Itchy bottom

You can often do simple things yourself to ease an itchy bottom (anus). See a GP if the itching does not stop.

How to ease an itchy bottom yourself


  • gently wash and dry your anus after pooing and before bed

  • wear loose-fitting cotton underwear

  • keep cool – avoid clothing and bedding that makes you overheat

  • have cooler, shorter showers or baths (under 20 minutes)

  • eat plenty of fibre – such as fruit and vegetables, wholegrain bread, pasta and cereal to avoid runny poo or constipation

How to ease an itchy bottom yourself


  • do not wipe your bottom after pooing – wash it with water or pat it clean with moist toilet paper, then pat dry

  • do not scratch – if you cannot stop, keep your fingernails short and wear cotton gloves at night

  • do not strain when you go to the toilet

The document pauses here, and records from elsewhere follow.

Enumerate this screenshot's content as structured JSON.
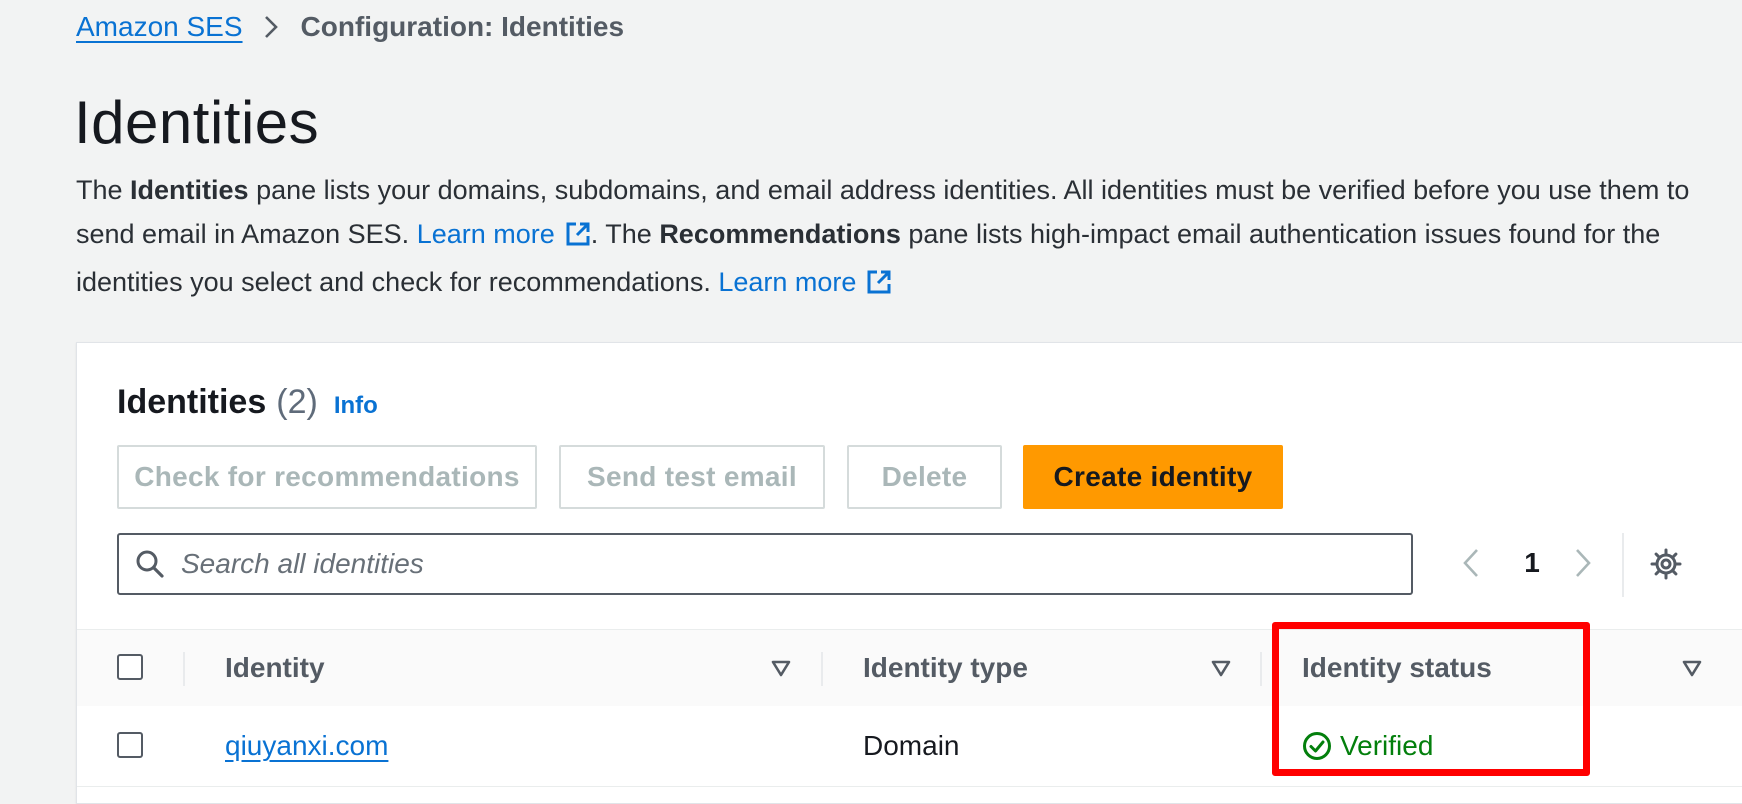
{
  "breadcrumb": {
    "root": "Amazon SES",
    "current": "Configuration: Identities"
  },
  "page": {
    "title": "Identities",
    "description": {
      "p1": "The ",
      "b1": "Identities",
      "p2": " pane lists your domains, subdomains, and email address identities. All identities must be verified before you use them to send email in Amazon SES. ",
      "link1": "Learn more",
      "p3": ". The ",
      "b2": "Recommendations",
      "p4": " pane lists high-impact email authentication issues found for the identities you select and check for recommendations. ",
      "link2": "Learn more"
    }
  },
  "panel": {
    "title": "Identities",
    "count": "(2)",
    "info": "Info",
    "buttons": {
      "check": "Check for recommendations",
      "send": "Send test email",
      "delete": "Delete",
      "create": "Create identity"
    },
    "search_placeholder": "Search all identities",
    "pagination": {
      "current": "1"
    },
    "columns": {
      "identity": "Identity",
      "type": "Identity type",
      "status": "Identity status"
    },
    "rows": [
      {
        "identity": "qiuyanxi.com",
        "type": "Domain",
        "status": "Verified"
      }
    ]
  },
  "colors": {
    "link": "#0972d3",
    "primary_button": "#ff9900",
    "success": "#037f0c",
    "highlight": "#ff0000"
  },
  "icons": [
    "chevron-right-icon",
    "external-link-icon",
    "search-icon",
    "chevron-left-icon",
    "gear-icon",
    "sort-caret-icon",
    "check-circle-icon"
  ]
}
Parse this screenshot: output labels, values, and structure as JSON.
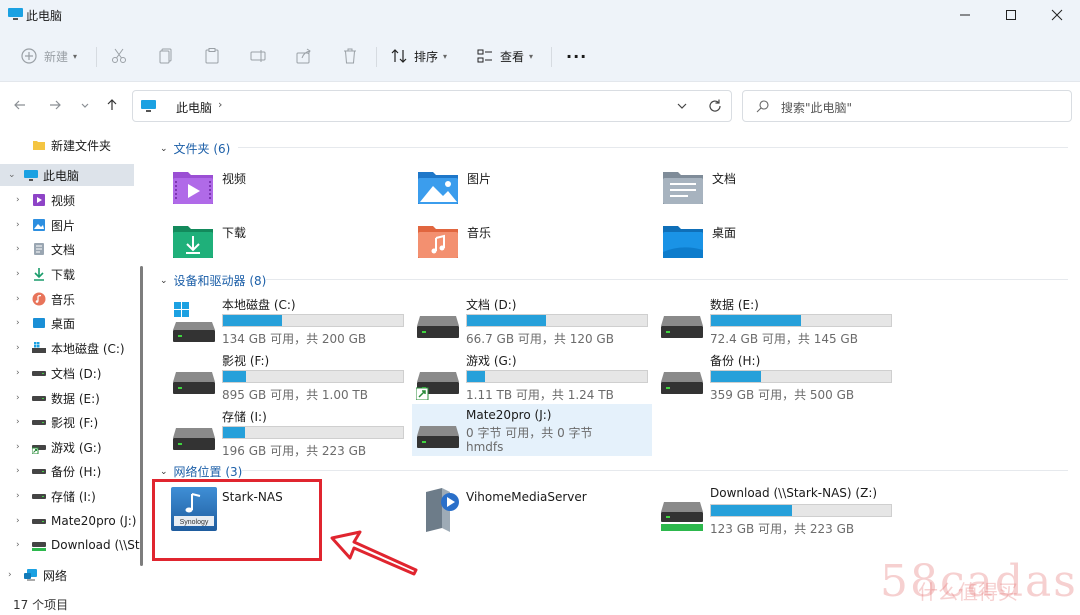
{
  "window": {
    "title": "此电脑",
    "colors": {
      "chrome_bg": "#eef3f9",
      "accent": "#26a0da",
      "link": "#1c5fa8",
      "selection": "#dde3ea",
      "highlight": "#e5f1fb",
      "annotation": "#e0252f"
    }
  },
  "toolbar": {
    "new_label": "新建",
    "sort_label": "排序",
    "view_label": "查看",
    "more_label": "···"
  },
  "address": {
    "crumb": "此电脑",
    "search_placeholder": "搜索\"此电脑\""
  },
  "sidebar": {
    "items": [
      {
        "label": "新建文件夹",
        "icon": "folder-icon"
      },
      {
        "label": "此电脑",
        "icon": "pc-icon"
      },
      {
        "label": "视频",
        "icon": "video-folder-icon"
      },
      {
        "label": "图片",
        "icon": "pictures-folder-icon"
      },
      {
        "label": "文档",
        "icon": "documents-folder-icon"
      },
      {
        "label": "下载",
        "icon": "download-icon"
      },
      {
        "label": "音乐",
        "icon": "music-icon"
      },
      {
        "label": "桌面",
        "icon": "desktop-icon"
      },
      {
        "label": "本地磁盘 (C:)",
        "icon": "drive-icon"
      },
      {
        "label": "文档 (D:)",
        "icon": "drive-icon"
      },
      {
        "label": "数据 (E:)",
        "icon": "drive-icon"
      },
      {
        "label": "影视 (F:)",
        "icon": "drive-icon"
      },
      {
        "label": "游戏 (G:)",
        "icon": "drive-icon"
      },
      {
        "label": "备份 (H:)",
        "icon": "drive-icon"
      },
      {
        "label": "存储 (I:)",
        "icon": "drive-icon"
      },
      {
        "label": "Mate20pro (J:)",
        "icon": "drive-icon"
      },
      {
        "label": "Download (\\\\St",
        "icon": "network-drive-icon"
      },
      {
        "label": "网络",
        "icon": "network-icon"
      }
    ]
  },
  "status": {
    "count": "17 个项目"
  },
  "groups": {
    "folders_header": "文件夹 (6)",
    "drives_header": "设备和驱动器 (8)",
    "network_header": "网络位置 (3)"
  },
  "folders": [
    {
      "name": "视频",
      "icon": "video-folder-icon"
    },
    {
      "name": "图片",
      "icon": "pictures-folder-icon"
    },
    {
      "name": "文档",
      "icon": "documents-folder-icon"
    },
    {
      "name": "下载",
      "icon": "downloads-folder-icon"
    },
    {
      "name": "音乐",
      "icon": "music-folder-icon"
    },
    {
      "name": "桌面",
      "icon": "desktop-folder-icon"
    }
  ],
  "drives": [
    {
      "name": "本地磁盘 (C:)",
      "info": "134 GB 可用，共 200 GB",
      "used": 0.33
    },
    {
      "name": "文档 (D:)",
      "info": "66.7 GB 可用，共 120 GB",
      "used": 0.44
    },
    {
      "name": "数据 (E:)",
      "info": "72.4 GB 可用，共 145 GB",
      "used": 0.5
    },
    {
      "name": "影视 (F:)",
      "info": "895 GB 可用，共 1.00 TB",
      "used": 0.13
    },
    {
      "name": "游戏 (G:)",
      "info": "1.11 TB 可用，共 1.24 TB",
      "used": 0.1
    },
    {
      "name": "备份 (H:)",
      "info": "359 GB 可用，共 500 GB",
      "used": 0.28
    },
    {
      "name": "存储 (I:)",
      "info": "196 GB 可用，共 223 GB",
      "used": 0.12
    },
    {
      "name": "Mate20pro (J:)",
      "info": "0 字节 可用，共 0 字节",
      "sub": "hmdfs"
    }
  ],
  "network": [
    {
      "name": "Stark-NAS",
      "icon": "synology-icon"
    },
    {
      "name": "VihomeMediaServer",
      "icon": "media-server-icon"
    },
    {
      "name": "Download (\\\\Stark-NAS) (Z:)",
      "info": "123 GB 可用，共 223 GB",
      "used": 0.45
    }
  ],
  "watermark": {
    "text": "58cadas",
    "sub": "什么值得买"
  }
}
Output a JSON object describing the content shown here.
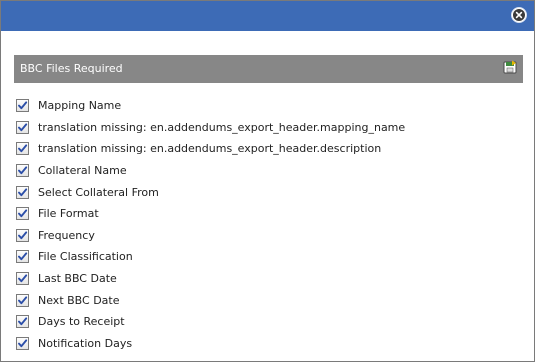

  • do not use scented soaps, bubble bath or bath oil

  • do not use perfumes or powders near your anus

  • do not eat spicy food or drink lots of alcohol and caffeine – these can make itching worse

A pharmacist can help with an itchy bottom

How to ease an itchy bottom yourself

You can ask the pharmacist if they have a private area where you can speak.

They can suggest:

  • creams and ointments you can buy to help ease itching
  • medicine and things you should do at home if it's caused by threadworms

How to ease an itchy bottom yourself

Using creams and ointments for an itchy bottom

How to ease an itchy bottom yourself

Do not use:

  • more than 1 cream or ointment at the same time
  • any cream or ointment for longer than a week – they can irritate your skin and make things worse

How to ease an itchy bottom yourself


An itchy bottom that's worse at night is often caused by threadworms, especially in children.

Children under 2, and pregnant and breastfeeding women, cannot usually take medicine for threadworms – see a GP, midwife or health visitor instead.

See a GP if:

  • you have an itchy bottom that does not ease after 3 or 4 days
  • the itch keeps coming back
  • the itch worries you or makes it hard to sleep
  • you have an itchy bottom and itching elsewhere on your body

Treatment from a GP

A GP will try to work out the cause of your itching. They might need to check your bottom (rectal examination).

Depending on the cause, the GP might:

  • suggest trying things to ease it yourself
  • prescribe medicine or stronger creams and ointments

Treatment from a GP


Tell the GP immediately if a medicine, cream or ointment makes the itching worse.

Sexual health clinics can help with an itchy bottom

You can also go to a sexual health clinic if you think your itchy bottom might be caused by a sexually transmitted infection (STI) – for example, if you've had unprotected sex. They can provide the same treatments you would get from a GP.

Many sexual health clinics offer a walk-in service, where you do not need an appointment. They'll often get test results quicker than a GP.

Sexual health clinics can help with an itchy bottom

Causes of an itchy bottom

There's not always a clear cause of an itchy bottom. If it gets better quickly, it might have been caused by something that does not need treatment, like sweating a lot in hot weather.

If it lasts longer, you might be able to get an idea of the cause from any other symptoms you have. But do not self-diagnose. See a GP if you're worried.

Causes of an itchy bottom

Other symptoms with itchy bottom Possible causes
Gets worse at night, worms in poo (they look like small pieces of thread) Threadworms, especially in children
Lumps, bright red blood and pain when pooing Piles (haemorrhoids)
Poo leaking or pooing you cannot control Diarrhoea or bowel incontinence
Sores, swelling or irritation Ringworm or a sexually transmitted infection (STI) like genital warts
Itching elsewhere on the body Skin condition, such as eczema or psoriasis
While using long-term medicine Side effect of steroid creams, some gels and ointments for anal fissure, and peppermint oil

Causes of an itchy bottom

It's unusual for an itchy bottom on its own to be related to something more serious. But rarely, it may be a sign of something like anal or bowel cancer, so it's important to get it checked by a GP.